▶ _Brief_
Search the entries for the word "title" and return every line where it is found.

▶ _Supplied data_
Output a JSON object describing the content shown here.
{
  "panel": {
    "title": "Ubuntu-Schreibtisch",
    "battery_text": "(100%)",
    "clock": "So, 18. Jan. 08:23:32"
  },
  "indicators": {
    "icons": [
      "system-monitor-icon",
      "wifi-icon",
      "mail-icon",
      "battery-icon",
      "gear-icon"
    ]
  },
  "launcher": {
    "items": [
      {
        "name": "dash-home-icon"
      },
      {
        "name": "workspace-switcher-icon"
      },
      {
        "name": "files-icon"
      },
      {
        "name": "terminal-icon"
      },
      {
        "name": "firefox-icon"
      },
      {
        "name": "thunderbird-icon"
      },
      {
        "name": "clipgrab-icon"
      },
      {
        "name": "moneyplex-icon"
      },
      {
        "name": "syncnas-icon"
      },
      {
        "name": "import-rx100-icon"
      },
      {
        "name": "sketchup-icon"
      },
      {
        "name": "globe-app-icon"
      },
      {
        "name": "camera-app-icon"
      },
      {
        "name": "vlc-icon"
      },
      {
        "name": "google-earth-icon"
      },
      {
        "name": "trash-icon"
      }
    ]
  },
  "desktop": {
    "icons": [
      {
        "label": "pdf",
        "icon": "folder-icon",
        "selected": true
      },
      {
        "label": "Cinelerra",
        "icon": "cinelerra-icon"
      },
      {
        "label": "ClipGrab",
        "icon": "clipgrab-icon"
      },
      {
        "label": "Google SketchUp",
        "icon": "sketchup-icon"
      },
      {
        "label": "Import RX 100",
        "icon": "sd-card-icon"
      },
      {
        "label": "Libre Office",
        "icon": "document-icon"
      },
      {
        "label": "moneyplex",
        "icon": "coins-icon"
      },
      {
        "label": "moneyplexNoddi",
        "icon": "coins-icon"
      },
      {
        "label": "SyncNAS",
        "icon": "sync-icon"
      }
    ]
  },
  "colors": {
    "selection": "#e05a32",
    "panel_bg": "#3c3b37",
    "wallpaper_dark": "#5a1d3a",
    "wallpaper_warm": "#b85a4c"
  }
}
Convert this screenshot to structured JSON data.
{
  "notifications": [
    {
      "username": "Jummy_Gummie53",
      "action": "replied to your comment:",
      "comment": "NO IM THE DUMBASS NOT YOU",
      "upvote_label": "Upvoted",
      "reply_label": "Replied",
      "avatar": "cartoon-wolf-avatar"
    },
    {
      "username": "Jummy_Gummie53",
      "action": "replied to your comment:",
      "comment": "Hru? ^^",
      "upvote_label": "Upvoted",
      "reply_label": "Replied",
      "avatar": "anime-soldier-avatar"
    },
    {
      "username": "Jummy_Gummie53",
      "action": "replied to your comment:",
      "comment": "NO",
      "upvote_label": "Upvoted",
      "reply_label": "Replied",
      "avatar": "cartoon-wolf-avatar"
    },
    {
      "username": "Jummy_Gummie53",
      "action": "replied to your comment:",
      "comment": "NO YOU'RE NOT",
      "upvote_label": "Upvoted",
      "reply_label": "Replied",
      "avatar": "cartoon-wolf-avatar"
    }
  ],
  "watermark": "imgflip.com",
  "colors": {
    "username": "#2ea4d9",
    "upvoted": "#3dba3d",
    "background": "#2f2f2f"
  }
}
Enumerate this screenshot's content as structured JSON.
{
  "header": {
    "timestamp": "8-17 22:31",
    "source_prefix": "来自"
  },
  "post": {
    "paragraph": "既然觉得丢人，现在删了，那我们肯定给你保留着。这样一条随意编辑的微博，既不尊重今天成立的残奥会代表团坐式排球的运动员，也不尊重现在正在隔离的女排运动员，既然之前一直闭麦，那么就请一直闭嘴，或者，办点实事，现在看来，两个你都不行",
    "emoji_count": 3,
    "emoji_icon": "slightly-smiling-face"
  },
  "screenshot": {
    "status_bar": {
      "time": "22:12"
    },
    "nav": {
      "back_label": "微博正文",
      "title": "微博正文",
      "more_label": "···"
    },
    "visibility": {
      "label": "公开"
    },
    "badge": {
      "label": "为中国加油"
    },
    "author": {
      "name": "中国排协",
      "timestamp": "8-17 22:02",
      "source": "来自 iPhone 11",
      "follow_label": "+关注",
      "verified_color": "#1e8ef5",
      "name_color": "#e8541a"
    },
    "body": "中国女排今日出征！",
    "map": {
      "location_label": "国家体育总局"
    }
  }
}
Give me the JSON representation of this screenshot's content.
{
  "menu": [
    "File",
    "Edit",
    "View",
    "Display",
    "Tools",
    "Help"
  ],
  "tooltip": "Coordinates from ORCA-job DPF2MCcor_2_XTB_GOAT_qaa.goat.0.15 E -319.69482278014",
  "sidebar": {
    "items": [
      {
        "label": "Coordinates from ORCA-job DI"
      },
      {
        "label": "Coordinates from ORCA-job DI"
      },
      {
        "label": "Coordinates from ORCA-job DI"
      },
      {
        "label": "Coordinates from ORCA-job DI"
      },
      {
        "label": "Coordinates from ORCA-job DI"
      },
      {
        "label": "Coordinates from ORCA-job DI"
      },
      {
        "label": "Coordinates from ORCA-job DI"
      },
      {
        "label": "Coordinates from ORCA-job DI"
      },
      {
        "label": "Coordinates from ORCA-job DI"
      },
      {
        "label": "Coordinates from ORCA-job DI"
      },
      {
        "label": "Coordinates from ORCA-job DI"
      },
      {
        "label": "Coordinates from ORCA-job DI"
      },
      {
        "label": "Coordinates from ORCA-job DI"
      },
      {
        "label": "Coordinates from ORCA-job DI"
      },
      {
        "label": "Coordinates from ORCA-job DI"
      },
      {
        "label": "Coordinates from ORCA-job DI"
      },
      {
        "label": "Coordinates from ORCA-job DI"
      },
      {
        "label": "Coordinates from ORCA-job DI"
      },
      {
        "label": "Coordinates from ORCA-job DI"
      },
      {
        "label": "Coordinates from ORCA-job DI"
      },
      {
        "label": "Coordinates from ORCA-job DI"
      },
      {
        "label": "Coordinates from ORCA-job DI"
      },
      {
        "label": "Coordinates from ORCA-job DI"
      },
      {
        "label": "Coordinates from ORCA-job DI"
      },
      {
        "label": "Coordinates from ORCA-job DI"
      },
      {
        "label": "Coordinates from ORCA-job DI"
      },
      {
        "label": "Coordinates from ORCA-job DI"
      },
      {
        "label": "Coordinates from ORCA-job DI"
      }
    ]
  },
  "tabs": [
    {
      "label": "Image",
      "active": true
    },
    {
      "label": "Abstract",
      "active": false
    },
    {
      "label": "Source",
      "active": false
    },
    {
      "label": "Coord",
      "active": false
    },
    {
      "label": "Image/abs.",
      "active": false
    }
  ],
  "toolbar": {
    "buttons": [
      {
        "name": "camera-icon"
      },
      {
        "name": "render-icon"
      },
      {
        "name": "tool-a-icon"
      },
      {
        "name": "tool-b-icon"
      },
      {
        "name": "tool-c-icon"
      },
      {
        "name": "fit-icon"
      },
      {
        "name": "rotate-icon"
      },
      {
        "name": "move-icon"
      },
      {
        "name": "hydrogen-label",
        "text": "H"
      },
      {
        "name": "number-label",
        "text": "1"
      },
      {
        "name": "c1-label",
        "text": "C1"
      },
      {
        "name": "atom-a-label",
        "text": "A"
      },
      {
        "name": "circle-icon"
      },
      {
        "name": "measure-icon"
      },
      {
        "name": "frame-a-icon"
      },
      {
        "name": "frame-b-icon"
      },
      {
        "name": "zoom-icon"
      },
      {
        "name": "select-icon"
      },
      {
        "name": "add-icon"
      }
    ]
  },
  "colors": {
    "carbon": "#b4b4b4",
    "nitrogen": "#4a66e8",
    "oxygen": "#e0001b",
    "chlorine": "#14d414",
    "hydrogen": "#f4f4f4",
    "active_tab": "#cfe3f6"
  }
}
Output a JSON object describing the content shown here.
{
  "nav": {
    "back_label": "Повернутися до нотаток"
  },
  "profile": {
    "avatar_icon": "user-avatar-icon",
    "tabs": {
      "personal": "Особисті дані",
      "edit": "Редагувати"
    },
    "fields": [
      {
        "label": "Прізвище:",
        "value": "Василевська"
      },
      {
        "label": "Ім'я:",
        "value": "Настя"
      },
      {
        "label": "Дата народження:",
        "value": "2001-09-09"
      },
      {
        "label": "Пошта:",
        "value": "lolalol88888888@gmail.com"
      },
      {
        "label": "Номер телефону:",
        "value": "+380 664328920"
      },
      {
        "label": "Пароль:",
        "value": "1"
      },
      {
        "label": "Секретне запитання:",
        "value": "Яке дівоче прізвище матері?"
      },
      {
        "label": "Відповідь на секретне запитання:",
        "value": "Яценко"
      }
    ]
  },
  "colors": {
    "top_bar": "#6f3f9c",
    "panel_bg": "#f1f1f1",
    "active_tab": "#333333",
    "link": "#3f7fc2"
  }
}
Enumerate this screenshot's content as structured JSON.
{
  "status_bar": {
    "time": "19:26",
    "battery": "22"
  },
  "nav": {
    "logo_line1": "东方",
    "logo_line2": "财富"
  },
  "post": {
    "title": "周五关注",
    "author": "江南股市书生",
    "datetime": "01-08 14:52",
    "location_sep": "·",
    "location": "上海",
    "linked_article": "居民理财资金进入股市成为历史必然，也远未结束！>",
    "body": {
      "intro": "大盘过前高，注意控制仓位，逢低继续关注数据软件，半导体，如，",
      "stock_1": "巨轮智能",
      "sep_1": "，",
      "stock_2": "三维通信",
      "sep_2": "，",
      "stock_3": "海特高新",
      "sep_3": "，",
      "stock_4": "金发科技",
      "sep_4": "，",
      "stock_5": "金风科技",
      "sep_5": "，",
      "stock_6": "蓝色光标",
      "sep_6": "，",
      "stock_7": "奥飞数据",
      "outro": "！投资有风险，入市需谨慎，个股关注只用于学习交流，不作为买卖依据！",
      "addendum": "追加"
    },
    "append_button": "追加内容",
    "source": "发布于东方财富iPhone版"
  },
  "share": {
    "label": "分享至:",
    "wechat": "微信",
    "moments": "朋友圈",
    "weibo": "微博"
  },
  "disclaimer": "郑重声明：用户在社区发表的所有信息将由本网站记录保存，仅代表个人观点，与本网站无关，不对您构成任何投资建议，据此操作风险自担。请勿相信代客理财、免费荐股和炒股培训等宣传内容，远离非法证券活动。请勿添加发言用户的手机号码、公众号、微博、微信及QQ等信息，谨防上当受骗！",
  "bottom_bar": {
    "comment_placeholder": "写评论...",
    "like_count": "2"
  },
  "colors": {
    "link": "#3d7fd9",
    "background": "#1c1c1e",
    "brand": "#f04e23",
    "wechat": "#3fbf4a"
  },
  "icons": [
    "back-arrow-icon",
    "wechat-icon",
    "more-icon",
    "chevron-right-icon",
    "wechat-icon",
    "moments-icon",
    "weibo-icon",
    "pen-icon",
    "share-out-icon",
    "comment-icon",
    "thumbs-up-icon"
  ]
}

▶ _Answer space_
    "title": "Ubuntu-Schreibtisch",
      "title": "微博正文",
    "title": "周五关注",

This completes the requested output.